CURTAIN UP: Review of The Emperor

By Charles Wright In October 1973, ITV, the English television network, dispatched Jonathan Dimbleby and a film crew from the news program This Week to Ethiopia to assess the severity of draught-related famine in that country. ITV’s coverage and the book Dimbleby subsequently published, both titled The Unknown Famine, exposed a colossal humanitarian crisis that…Read More »

NEW VIDEO: Go behind the scenes at PERICLES First Rehearsal

The cast, crew, and creative team of Theatre for a New Audience’s production of PERICLES assemble for the first day of rehearsal of Shakespeare’s late romance, welcomed by Director Trevor Nunn and TFANA Founding Artistic Director Jeffrey Horowitz.

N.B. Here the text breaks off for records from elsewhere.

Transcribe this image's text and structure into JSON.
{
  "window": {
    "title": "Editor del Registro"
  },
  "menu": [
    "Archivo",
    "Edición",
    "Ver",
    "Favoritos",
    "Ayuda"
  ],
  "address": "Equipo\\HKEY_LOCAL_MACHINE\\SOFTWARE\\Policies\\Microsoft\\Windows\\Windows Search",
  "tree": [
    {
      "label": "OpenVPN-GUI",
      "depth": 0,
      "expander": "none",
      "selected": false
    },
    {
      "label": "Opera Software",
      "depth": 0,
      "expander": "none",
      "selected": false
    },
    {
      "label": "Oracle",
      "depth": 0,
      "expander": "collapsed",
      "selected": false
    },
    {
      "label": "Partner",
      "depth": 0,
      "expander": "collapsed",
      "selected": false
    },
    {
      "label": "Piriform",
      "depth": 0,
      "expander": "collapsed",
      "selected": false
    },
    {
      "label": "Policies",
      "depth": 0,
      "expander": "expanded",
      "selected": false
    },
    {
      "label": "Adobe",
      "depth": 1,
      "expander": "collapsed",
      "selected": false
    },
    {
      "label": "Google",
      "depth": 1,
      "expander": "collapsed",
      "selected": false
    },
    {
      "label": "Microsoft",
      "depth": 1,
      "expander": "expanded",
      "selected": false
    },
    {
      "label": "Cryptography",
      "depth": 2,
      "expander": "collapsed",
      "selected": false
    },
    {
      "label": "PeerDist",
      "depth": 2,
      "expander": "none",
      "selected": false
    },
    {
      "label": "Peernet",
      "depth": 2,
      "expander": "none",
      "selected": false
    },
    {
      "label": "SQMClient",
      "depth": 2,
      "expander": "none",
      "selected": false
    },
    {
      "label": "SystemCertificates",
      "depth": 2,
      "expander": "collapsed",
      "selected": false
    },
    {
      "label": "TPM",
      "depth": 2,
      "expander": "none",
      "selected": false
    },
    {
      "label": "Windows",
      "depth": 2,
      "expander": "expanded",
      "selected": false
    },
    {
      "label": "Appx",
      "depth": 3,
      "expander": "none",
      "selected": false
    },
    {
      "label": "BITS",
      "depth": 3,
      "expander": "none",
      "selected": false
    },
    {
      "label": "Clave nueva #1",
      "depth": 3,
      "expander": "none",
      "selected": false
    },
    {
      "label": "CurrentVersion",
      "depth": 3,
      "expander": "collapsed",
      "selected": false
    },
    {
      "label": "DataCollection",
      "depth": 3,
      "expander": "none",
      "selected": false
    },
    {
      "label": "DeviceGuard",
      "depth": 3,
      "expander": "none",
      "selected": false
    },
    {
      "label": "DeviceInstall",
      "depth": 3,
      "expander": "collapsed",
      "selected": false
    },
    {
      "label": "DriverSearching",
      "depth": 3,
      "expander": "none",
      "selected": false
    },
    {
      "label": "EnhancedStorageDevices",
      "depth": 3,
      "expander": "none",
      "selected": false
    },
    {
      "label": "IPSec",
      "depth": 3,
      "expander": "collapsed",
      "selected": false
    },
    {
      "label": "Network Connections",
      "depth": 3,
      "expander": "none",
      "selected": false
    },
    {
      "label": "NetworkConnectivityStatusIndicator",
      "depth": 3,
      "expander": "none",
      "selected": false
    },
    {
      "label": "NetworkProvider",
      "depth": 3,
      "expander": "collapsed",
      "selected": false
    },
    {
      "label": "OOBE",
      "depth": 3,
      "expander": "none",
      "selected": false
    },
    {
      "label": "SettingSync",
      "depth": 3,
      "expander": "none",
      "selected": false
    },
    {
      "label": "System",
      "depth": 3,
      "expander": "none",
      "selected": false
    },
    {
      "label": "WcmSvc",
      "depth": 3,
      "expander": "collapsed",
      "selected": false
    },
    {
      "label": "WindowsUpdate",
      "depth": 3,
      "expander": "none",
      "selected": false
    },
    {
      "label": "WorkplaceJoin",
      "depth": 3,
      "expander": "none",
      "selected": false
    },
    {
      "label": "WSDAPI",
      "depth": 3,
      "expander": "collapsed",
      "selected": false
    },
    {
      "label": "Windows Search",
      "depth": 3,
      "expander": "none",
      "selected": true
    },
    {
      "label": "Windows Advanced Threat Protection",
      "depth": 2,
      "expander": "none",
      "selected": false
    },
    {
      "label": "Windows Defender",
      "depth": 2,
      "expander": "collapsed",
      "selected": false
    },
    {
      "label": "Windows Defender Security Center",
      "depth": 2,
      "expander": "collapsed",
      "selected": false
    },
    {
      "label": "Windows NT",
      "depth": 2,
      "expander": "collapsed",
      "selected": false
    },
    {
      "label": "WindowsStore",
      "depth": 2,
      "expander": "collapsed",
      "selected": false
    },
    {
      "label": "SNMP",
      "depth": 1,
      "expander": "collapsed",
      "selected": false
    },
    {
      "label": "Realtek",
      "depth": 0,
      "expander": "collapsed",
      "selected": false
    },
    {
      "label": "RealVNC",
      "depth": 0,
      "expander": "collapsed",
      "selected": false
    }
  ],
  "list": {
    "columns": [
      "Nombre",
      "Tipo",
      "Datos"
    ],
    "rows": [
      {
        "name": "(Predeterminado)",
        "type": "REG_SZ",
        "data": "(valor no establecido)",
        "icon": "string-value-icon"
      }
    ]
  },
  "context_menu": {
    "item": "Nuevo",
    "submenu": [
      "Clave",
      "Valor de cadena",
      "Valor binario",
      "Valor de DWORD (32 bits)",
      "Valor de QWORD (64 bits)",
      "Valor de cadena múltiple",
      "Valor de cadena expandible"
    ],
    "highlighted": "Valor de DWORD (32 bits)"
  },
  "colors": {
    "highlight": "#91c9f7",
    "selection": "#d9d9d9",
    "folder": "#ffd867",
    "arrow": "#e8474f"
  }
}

THEATERMANIA: Theatre for a New Audience Season to Include Pericles Directed by Trevor Nunn

Theatre for a New Audience has announced its 2015-16 season, titled Inimitable Voices, which will run at the Polonsky Shakespeare Center, in Brooklyn. The season will include four plays by major American and European authors. The season will open with New York City Players’Isolde (September 6-27), a new American play about memory, identity, the ephemeral,…Read More »

BROOKLYN INDEPENDENT MEDIA Interviews the Panelists of ‘SEEING COLOR: Casting African Americans in Shakespeare’

In preparation for our panel discussion SEEING COLOR: Casting African Americans in Shakespeare, Brooklyn Independent Media sat down with 3 of our panelists, actress, poet, and playwright Nehassaiu deGannes, Theatre for a New Audience Artistic Director Jeffrey Horowitz, and Shakespeare and performance scholar Katharine Goodland. Click here to view their full interview.

ARCHITECTURAL RECORD profiles Theatre for a New Audience’s Polonsky Shakespeare Center

Architectural Record conducts an in-depth profile on our new home and the work of H3 Hardy Collaboration Architecture on the project. Click here to learn more about the creation of the Polonsky Shakespeare Center.

The New York Shakespeare Exchange

The New York Shakespeare Exchange (NYSX) is a New York-based theatre organization that combines Shakespearean text with contemporary themes and urban settings.  They offer a variety of programs that are not only accessible but also a lot of fun.  One of these programs, “The Sonnet Project,” is ambitious theatre venture that involves film and theatre…Read More »